§ PROBLEM DESCRIPTION:
Tally every line in the listing that holds the string "Organization", then state the total and nothing more.

§ SOURCE DATA:
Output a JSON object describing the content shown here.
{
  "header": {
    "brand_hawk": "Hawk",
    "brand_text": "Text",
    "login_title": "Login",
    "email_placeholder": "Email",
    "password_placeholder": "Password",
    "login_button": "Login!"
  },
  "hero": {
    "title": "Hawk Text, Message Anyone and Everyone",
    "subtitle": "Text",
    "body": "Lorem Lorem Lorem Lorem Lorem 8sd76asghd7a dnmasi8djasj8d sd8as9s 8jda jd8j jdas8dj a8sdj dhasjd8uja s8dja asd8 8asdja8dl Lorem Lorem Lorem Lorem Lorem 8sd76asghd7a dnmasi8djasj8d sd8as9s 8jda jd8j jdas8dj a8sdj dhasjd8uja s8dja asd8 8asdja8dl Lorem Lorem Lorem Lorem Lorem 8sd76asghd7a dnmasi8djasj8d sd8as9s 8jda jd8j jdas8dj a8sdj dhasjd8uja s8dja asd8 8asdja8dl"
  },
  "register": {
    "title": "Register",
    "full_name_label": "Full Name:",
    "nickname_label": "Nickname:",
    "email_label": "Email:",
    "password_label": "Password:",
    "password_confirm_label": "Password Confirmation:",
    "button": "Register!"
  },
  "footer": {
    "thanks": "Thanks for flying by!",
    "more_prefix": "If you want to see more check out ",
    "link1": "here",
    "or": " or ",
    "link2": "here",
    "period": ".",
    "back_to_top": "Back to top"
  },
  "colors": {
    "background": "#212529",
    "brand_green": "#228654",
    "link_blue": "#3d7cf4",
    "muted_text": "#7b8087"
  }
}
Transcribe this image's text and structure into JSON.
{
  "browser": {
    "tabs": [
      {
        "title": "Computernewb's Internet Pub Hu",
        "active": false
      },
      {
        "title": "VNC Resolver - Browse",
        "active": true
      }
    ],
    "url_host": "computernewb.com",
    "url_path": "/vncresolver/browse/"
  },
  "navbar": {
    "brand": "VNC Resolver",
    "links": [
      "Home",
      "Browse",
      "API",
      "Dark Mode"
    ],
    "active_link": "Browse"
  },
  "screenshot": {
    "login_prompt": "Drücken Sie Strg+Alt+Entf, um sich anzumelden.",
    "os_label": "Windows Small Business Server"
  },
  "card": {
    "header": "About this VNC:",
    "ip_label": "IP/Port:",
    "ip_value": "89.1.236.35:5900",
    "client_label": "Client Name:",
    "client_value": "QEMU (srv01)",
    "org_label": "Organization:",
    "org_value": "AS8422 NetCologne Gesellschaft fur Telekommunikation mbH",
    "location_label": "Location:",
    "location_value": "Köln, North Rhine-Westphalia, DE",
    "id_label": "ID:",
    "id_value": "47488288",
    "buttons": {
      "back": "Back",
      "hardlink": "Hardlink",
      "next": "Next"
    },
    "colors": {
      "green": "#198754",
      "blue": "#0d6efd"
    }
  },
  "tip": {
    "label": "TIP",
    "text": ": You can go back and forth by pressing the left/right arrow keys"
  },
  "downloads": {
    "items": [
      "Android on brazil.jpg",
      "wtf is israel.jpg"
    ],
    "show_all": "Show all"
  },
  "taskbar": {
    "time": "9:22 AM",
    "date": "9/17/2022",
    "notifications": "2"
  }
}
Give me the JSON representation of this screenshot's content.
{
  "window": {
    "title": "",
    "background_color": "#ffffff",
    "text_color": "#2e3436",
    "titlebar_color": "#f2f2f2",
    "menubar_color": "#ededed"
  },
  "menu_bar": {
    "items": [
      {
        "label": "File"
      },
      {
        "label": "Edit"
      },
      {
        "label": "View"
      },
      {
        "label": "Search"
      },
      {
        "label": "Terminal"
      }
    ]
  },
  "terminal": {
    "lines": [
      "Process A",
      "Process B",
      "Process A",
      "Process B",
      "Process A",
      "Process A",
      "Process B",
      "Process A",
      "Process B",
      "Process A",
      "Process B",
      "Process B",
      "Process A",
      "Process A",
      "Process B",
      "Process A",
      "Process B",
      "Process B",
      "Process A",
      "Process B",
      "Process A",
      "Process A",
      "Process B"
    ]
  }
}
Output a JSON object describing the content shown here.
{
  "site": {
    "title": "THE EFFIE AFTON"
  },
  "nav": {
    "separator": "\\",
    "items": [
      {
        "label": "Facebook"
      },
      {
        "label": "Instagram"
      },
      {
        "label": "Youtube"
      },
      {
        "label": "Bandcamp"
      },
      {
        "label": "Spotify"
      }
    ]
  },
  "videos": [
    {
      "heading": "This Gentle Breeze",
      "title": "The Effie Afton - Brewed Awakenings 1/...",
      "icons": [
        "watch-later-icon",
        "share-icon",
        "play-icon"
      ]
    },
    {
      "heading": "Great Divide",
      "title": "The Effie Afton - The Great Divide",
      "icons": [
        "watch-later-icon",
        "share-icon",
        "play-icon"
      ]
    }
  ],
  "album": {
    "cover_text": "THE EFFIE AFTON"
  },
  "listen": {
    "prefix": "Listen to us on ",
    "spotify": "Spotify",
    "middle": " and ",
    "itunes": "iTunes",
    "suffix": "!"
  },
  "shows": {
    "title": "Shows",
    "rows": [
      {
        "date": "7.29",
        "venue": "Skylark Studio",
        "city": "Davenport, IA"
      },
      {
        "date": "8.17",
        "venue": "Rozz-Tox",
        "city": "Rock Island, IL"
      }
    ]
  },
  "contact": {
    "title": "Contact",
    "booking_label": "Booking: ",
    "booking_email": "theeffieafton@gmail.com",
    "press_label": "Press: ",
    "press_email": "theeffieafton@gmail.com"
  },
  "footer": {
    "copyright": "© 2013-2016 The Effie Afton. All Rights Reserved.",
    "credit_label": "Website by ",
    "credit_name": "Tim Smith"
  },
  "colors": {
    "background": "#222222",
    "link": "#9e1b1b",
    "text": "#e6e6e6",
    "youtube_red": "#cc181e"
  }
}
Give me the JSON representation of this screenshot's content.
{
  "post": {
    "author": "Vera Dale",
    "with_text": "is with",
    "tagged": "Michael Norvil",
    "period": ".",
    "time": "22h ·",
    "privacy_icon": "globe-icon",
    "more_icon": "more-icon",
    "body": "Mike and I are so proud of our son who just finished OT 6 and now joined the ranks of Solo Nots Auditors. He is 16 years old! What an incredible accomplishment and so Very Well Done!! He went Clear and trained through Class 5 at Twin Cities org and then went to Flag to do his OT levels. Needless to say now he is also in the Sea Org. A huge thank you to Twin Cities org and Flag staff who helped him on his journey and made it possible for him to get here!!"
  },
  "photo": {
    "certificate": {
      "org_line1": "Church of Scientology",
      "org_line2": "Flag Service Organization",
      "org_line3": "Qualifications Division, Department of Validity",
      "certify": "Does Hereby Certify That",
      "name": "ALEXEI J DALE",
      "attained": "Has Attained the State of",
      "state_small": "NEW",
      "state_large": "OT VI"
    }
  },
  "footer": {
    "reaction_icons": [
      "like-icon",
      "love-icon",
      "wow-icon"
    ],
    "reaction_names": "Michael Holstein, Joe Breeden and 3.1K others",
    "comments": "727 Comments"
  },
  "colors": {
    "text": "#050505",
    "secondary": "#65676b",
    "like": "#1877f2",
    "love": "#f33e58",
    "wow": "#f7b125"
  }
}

§ ANSWER AREA:
2